- **Entries from a dataset of interfaces**
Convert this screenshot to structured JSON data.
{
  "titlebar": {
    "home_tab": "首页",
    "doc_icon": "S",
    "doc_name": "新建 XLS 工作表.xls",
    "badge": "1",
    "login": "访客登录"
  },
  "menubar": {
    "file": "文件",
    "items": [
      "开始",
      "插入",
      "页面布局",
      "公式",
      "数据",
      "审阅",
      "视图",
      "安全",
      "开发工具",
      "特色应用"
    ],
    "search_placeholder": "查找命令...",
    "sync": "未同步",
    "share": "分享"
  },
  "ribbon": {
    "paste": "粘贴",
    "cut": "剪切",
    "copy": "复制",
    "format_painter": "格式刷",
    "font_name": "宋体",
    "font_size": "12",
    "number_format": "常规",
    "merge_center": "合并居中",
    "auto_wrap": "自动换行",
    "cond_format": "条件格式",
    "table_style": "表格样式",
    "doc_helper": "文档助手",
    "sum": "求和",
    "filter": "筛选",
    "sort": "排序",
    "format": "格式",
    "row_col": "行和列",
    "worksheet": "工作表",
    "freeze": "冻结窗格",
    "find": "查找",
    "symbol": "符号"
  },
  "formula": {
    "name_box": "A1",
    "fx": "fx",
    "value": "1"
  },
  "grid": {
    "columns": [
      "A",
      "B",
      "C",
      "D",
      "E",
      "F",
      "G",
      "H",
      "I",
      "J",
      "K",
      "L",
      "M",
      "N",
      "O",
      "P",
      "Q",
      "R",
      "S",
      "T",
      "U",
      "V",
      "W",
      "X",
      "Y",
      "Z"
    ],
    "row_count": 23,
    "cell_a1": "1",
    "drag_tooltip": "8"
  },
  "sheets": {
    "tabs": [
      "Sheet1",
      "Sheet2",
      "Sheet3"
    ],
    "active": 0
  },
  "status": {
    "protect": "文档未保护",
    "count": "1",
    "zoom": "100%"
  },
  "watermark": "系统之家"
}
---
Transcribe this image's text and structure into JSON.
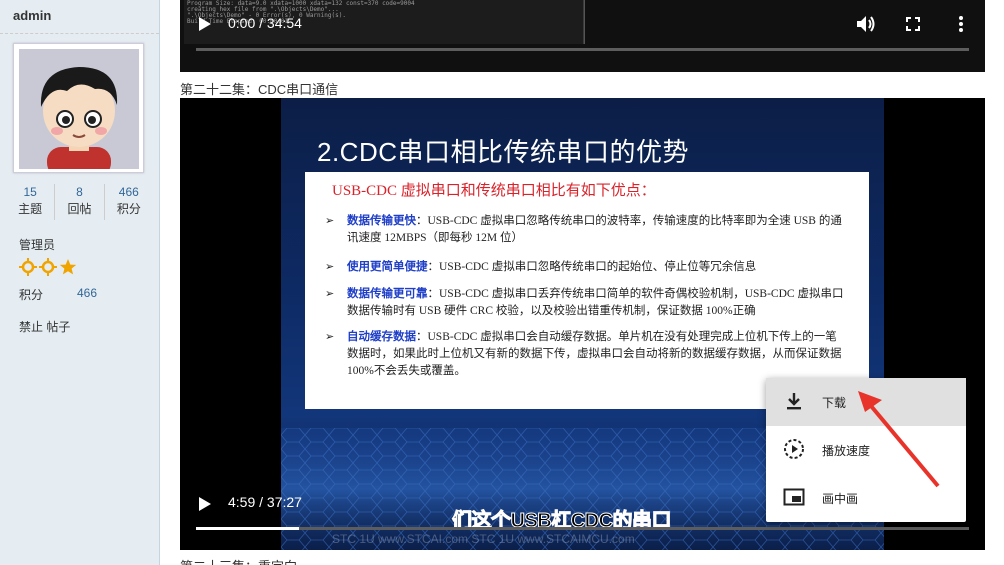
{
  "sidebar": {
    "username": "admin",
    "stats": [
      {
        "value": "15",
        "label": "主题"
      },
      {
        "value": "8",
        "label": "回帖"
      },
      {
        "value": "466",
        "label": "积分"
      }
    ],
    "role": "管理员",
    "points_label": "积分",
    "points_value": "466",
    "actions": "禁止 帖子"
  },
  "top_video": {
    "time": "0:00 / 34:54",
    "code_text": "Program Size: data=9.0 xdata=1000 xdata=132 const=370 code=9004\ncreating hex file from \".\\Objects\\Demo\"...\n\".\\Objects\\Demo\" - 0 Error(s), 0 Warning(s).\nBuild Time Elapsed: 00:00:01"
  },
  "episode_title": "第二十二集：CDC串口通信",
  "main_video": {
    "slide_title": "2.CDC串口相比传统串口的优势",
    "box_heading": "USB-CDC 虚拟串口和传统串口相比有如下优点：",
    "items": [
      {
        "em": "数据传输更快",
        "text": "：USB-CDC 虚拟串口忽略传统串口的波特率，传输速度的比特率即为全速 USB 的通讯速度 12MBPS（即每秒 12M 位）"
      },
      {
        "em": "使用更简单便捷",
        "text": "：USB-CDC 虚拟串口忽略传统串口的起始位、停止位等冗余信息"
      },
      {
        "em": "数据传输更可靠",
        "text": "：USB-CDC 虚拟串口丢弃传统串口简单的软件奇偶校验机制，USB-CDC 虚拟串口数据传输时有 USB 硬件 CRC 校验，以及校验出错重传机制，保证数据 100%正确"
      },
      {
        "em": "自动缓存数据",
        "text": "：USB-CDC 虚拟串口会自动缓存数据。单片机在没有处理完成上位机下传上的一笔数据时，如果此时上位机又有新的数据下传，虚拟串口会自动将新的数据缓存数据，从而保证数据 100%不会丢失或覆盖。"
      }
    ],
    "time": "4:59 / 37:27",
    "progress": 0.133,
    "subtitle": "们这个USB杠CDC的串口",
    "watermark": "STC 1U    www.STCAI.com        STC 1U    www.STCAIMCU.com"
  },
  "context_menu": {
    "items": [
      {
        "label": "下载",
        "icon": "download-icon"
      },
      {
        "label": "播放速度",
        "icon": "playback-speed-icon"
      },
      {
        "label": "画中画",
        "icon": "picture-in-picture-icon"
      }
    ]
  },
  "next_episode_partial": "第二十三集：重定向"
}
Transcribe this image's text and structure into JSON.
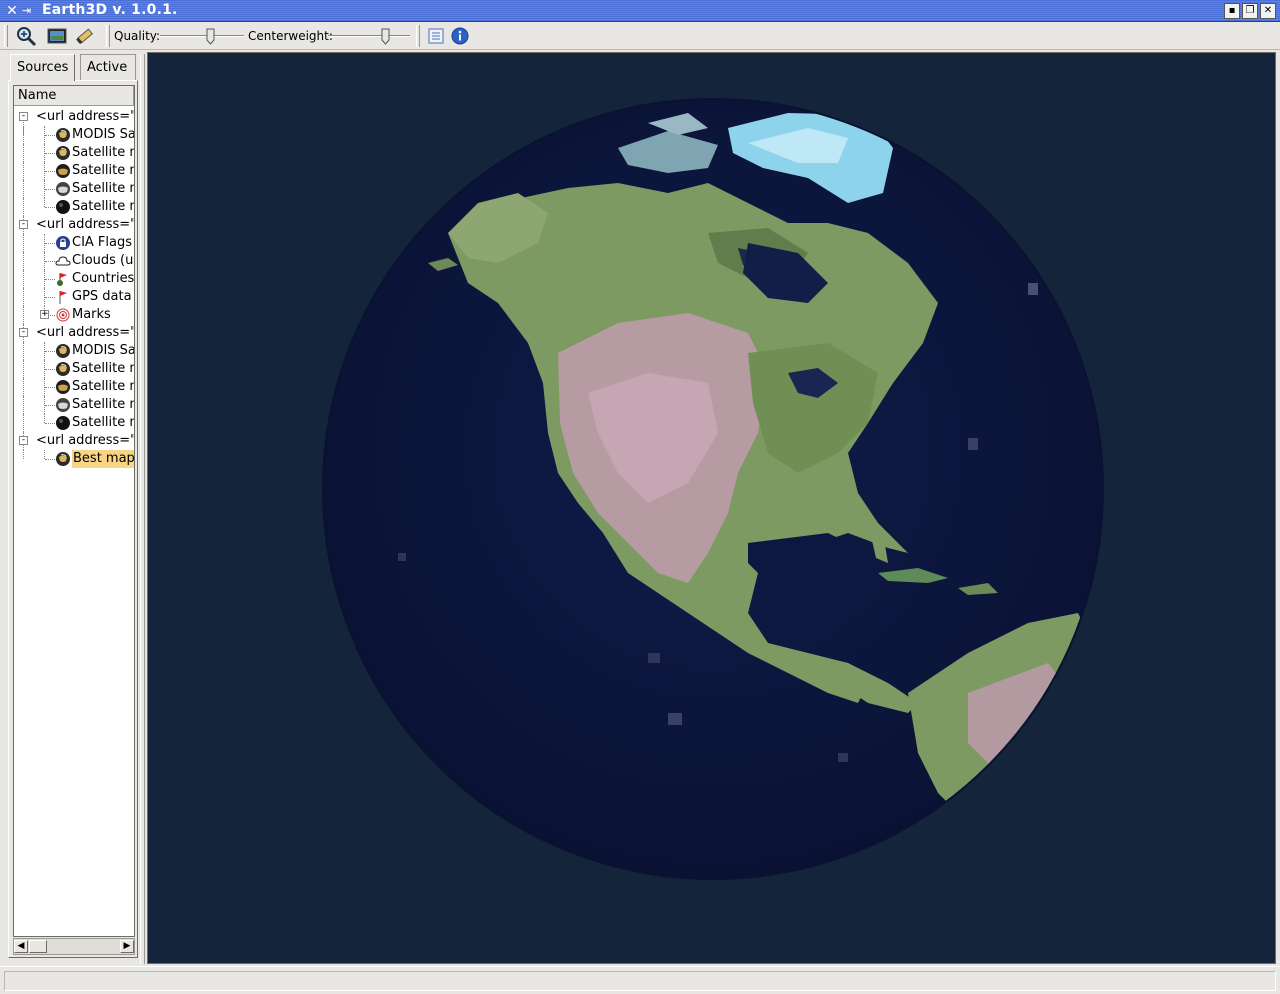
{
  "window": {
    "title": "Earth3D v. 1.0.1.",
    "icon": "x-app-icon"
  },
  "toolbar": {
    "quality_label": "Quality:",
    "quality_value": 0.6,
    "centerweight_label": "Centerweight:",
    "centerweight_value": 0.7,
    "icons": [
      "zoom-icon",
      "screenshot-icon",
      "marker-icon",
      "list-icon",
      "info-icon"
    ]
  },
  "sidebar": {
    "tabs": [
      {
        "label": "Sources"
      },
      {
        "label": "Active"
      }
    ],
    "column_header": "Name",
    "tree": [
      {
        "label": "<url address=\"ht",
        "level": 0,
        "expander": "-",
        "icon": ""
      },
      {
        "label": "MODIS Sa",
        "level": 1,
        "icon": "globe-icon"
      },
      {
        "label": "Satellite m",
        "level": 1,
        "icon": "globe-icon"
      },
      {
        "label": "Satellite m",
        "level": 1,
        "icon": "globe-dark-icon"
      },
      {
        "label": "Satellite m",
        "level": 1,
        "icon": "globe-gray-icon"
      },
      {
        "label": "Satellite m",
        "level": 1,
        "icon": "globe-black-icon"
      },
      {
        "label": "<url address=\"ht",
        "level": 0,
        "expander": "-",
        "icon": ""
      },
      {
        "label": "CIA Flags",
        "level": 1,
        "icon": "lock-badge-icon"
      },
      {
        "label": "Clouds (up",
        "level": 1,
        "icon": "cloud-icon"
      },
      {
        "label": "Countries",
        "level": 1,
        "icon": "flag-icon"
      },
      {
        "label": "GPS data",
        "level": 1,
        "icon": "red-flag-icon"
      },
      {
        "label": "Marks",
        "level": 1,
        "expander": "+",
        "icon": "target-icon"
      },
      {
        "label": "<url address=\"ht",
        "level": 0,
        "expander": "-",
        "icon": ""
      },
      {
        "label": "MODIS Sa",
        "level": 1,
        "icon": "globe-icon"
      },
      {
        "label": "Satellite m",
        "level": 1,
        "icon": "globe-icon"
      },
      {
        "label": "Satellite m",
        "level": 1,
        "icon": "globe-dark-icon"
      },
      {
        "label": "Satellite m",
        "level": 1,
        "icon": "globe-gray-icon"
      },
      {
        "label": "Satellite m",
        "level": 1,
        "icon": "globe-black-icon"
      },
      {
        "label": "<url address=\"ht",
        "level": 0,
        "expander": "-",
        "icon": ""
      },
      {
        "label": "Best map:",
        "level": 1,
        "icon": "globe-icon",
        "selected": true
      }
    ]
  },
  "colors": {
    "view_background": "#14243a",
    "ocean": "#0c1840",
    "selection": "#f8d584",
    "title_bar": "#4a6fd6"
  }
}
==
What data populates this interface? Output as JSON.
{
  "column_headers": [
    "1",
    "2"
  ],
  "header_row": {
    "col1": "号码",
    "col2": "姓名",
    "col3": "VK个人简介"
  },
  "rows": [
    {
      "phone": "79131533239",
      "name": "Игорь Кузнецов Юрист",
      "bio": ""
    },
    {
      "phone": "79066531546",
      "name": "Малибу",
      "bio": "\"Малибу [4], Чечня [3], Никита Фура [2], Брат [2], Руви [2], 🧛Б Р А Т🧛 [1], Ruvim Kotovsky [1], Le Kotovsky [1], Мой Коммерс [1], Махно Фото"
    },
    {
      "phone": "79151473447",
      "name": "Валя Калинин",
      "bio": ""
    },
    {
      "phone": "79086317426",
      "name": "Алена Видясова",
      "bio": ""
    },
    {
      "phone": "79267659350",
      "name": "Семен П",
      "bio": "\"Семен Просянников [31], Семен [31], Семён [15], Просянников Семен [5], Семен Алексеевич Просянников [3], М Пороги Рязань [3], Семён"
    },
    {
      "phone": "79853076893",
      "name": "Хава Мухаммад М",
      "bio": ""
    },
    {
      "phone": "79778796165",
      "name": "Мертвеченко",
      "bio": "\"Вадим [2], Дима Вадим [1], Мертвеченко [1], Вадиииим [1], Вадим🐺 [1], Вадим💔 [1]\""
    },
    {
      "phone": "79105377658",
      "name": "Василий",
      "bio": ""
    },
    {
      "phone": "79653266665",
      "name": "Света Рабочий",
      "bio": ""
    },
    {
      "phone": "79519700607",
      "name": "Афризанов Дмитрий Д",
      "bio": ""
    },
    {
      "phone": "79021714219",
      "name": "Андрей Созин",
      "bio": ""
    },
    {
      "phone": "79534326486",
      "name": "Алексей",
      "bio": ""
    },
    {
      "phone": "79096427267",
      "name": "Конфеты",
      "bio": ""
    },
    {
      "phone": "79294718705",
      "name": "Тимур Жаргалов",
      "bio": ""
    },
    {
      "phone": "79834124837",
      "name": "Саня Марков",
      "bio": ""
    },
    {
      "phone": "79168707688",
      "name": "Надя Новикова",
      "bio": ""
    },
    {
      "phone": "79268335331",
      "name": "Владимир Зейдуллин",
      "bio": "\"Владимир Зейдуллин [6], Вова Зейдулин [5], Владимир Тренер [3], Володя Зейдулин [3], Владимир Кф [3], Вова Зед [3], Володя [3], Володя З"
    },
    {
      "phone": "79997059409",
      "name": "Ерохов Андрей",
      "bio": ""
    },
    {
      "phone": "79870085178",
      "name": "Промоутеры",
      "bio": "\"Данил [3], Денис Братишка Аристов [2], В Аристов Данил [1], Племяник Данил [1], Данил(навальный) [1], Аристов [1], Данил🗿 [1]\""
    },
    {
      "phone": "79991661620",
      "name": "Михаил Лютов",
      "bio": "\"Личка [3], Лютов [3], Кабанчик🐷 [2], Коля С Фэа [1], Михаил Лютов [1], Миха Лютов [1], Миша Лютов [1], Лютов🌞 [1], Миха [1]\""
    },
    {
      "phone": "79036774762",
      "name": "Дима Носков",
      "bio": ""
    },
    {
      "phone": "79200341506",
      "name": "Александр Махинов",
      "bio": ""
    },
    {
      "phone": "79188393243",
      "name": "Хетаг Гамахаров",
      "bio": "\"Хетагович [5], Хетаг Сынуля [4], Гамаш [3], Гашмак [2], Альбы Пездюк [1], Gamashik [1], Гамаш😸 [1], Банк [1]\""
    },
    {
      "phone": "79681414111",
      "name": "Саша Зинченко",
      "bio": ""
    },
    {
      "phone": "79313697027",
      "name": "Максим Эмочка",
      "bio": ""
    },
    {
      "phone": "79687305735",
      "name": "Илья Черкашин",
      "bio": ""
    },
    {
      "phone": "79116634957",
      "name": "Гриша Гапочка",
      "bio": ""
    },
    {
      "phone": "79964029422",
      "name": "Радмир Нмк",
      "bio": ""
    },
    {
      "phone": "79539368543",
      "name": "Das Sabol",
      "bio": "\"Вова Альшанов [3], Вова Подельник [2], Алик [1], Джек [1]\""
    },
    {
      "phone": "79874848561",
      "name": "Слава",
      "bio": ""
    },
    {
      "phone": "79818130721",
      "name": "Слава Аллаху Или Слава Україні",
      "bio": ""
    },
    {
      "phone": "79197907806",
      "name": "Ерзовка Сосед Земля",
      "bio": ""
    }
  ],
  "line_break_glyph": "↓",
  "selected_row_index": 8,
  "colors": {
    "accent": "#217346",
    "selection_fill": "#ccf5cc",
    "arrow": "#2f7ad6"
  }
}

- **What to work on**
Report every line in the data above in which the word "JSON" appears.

- **Result of this exercise**
Convert this screenshot to structured JSON data.
Transcribe this image's text and structure into JSON.
Transcribe this image's text and structure into JSON.
What data populates this interface? Output as JSON.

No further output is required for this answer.